### TASK TO COMPLETE
The sole answer should be the number of lines in the material below that hold "Avancé".

● ● ●

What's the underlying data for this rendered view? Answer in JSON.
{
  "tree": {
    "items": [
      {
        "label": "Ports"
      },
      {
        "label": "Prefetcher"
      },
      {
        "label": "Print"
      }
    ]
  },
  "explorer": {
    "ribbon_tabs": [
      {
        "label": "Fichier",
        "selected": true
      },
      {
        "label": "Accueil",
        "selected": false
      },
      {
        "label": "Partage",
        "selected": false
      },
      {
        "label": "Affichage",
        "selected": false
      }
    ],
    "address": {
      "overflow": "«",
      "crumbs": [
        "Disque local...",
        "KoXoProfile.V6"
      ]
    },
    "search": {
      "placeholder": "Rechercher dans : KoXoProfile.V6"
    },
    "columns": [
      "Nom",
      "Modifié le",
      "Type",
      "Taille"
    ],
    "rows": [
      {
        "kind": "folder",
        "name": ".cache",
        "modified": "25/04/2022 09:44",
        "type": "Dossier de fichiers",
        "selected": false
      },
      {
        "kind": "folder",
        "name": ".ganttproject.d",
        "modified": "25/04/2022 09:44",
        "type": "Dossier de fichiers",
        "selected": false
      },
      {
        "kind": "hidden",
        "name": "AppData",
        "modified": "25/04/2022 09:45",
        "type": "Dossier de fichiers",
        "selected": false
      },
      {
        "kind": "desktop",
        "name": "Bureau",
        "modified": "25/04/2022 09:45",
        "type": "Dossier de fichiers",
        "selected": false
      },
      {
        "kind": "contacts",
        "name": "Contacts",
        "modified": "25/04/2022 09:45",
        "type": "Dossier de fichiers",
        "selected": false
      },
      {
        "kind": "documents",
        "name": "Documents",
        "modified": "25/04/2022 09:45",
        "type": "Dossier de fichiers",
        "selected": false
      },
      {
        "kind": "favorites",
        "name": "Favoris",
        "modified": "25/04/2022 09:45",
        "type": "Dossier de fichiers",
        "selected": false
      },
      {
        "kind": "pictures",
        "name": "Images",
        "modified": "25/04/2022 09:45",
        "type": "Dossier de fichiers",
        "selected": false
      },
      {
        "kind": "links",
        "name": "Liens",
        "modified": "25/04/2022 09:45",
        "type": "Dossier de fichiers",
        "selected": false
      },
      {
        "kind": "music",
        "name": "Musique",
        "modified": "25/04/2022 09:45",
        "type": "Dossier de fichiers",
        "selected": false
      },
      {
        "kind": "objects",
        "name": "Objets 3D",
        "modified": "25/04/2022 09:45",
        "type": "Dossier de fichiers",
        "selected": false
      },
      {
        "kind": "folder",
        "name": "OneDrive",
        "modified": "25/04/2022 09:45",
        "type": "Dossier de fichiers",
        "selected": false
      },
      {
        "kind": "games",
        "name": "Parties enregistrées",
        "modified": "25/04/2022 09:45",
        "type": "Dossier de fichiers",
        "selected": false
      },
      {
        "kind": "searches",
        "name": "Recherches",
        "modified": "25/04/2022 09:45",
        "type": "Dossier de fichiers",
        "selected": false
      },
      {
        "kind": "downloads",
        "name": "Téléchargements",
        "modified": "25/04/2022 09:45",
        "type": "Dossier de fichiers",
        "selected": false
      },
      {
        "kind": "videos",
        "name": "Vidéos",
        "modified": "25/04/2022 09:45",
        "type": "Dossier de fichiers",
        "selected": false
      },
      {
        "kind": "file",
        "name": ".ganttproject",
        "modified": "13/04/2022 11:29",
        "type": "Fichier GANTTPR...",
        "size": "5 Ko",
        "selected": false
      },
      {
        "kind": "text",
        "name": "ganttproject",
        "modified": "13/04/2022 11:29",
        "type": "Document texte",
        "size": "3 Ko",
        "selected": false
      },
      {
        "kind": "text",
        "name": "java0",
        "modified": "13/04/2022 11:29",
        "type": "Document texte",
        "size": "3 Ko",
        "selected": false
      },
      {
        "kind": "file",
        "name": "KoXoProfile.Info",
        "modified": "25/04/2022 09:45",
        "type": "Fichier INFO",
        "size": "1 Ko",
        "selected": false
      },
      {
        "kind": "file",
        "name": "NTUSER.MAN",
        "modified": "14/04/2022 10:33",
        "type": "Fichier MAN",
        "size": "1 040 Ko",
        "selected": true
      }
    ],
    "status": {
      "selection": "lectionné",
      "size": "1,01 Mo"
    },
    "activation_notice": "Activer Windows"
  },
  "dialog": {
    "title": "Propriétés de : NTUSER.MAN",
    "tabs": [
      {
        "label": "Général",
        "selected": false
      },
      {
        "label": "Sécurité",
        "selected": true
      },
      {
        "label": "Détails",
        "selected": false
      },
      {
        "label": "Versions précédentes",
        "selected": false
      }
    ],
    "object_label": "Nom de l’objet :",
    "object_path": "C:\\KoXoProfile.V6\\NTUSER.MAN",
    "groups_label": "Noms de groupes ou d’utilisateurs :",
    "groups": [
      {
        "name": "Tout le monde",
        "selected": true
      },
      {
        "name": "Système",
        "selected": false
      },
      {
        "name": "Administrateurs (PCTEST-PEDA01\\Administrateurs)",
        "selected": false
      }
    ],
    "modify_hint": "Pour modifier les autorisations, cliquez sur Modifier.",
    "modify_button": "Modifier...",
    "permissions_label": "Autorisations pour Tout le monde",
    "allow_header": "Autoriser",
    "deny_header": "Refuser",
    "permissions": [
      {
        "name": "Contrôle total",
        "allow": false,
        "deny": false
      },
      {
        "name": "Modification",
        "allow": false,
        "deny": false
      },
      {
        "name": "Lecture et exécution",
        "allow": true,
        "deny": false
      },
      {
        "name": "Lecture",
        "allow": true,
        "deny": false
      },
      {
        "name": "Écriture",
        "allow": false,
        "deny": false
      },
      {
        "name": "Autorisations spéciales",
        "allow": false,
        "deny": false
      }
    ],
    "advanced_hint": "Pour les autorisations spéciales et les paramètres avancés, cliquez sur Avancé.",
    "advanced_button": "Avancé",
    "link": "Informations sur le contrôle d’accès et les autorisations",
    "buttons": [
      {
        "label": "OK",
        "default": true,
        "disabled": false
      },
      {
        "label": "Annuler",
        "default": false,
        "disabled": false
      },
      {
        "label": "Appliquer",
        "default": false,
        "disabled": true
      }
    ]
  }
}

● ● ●

### EXERCISE RESULT
2